Summer for our students takes on a whole different meaning than summer camp and fancy vacations. It’s a time to add depth to their areas of academic interest with laser-like focus.
Colleges are interested in scholars… colleges ACCEPT scholars.
‘Scholar’ can be defined as a learned person who has profound knowledge of a particular subject. It doesn’t refer to someone who knows a little about a myriad of things but rather expertise in a particular subject. Colleges SEEK well-rounded classes rather than well-rounded students. They’d like to see depth in one or two areas of interest. This might be quantum physics and poetry or debate and art history.
So, take some time to review what subject you like in school, get specific. Did you love the Revolutionary War when you were taking AP US History? Are you obsessed with creating computer games? Do you love reading philosophy in your free time? Where do you spend your time outside of school? Are you the arts editor for your school paper, writing reviews and spending hours painting portraits of your friends then reading about 19th century artists? See what we mean? Can you tie together some of your interests to create a theme?
Craft a meaningful summer by showing colleges you went above and beyond, exemplifying your true passion for learning and show them how YOU will benefit THEIR community rather than the other way around. Meaning if you are clearly the artist/journalist then chances are you will bring your writing and painting skills to college and perhaps major in art history. BAM…they get it and see you as a contributing student.

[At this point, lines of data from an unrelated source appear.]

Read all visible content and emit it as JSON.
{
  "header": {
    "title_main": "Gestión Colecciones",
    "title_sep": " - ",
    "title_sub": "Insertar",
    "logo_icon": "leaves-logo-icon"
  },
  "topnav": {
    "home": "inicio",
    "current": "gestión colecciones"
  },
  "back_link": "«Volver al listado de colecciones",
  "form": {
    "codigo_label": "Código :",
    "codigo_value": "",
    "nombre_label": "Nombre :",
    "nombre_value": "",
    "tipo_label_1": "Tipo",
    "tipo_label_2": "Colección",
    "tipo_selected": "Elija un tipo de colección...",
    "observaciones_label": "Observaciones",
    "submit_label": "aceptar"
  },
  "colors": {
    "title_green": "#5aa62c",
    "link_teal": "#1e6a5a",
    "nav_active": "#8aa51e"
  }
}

Here are our top tips for leveraging your summer(s). And… of course we want you to weave in some rest and relaxation… preferably reading a classic while spending the weekend on the beach.
RESEARCH: Reach out to a local professor in your area of academic interest and investigate any research opportunities available for a high school student. Or, do your own research. Nothing should stop you if you have an idea. A high school senior cultivated populations of algae under her loft bed and won first place and $100,000 in the Intel Science Talent Search. We’ve had students attend RSI at MIT and take part in research that set them SO apart that they were essentially recruited by top colleges. Another great option is to explore presenting your written work at an academic conference in your targeted field of interest.
- For example, the College of Charleston in South Carolina is hosting a conference on 4/15/16 and you can submit your paper to present at the conference (due 3/3/16). The conference is an opportunity for high school and undergraduate students to present research on a variety of topics, including Southern and South Carolina politics, civil rights, political extremism, educational opportunity and economic development, political communication, human geographies and world politics.
TAKE COLLEGE CLASSES: There are amazing classes available at top colleges in their precollege programs. You can study The Physics of Stars: Their Structure and Evolution or learn about Ancient Mummies and New Technologies at U Chicago. But, you don’t have to go away to an expensive college program — you can take a local community college course if it’s in your area of academic interest. The Common Application asks if you have taken a course for college credit; so use summers to do so and to build up your level of academic expertise.
COLLEGE APPLICATIONS: If you are a junior, the goal is to finish them BEFORE senior fall so you can focus on your classes, not writing essays. We have been offering 4-day Application Boot Camps for 12 years so students can craft compelling college applications. If you aren’t able to join us, do at least dedicate a defined time period to your application before your classes start in the fall.
READ: If you are interested in history, create a reading list around a specific time period or event of interest. Check out the Concord Review (link) which is a compilation of high school student’s history essays. This shows you how it’s done well and makes great reading. Are you a book lover? How about reading the Harvard Classics? They are free online so no excuses. Love physics? Read renowned theoretical physicist Michio Kaku’s 2012 book, Physics of the Future.
WORK: Get a job. Lots of great college essays have been written about jobs working at McDonalds or Starbucks. Steer clear of hedge fund or law firm jobs or fancy internships, as it will be clear to admissions officers that your parents or their pals got you the gig. Holding down a job shows colleges you have discipline and initiative, not just privilege.
FORGET EXOTIC: There are lots of flashy, expensive, international community service programs where you pay to go to some exotic locale, whether it’s India or the Galapagos Islands, and do service work. But again, colleges aren’t in the dark about this. They know that some of these programs cost $6,000 to $10,000 to do community service. So, instead of just trying to think of what would be impressive, think of what would be meaningful. Can you do a community service project in your own community related to your interests and expertise? Can you change something you see needs changing? Can you make a difference?
DON’T GET CONNED: Watch out for the mass mailing marketing efforts that try to con you into plunking down lots of money because you are a “high achiever.” They simply buy mailing lists from the College Board based on your PSAT scores. They will make you think you are being selected and are unique, but check the depth of the programming. The New York Times wrote an article in 2009 about this situation or simply Google the organization and ‘Is this a con?’.
Plan your summer NOW to maximize and deepen your academic interests. Keep it simple yet deep, focused and true to your passions – there is no rest for the scholarly!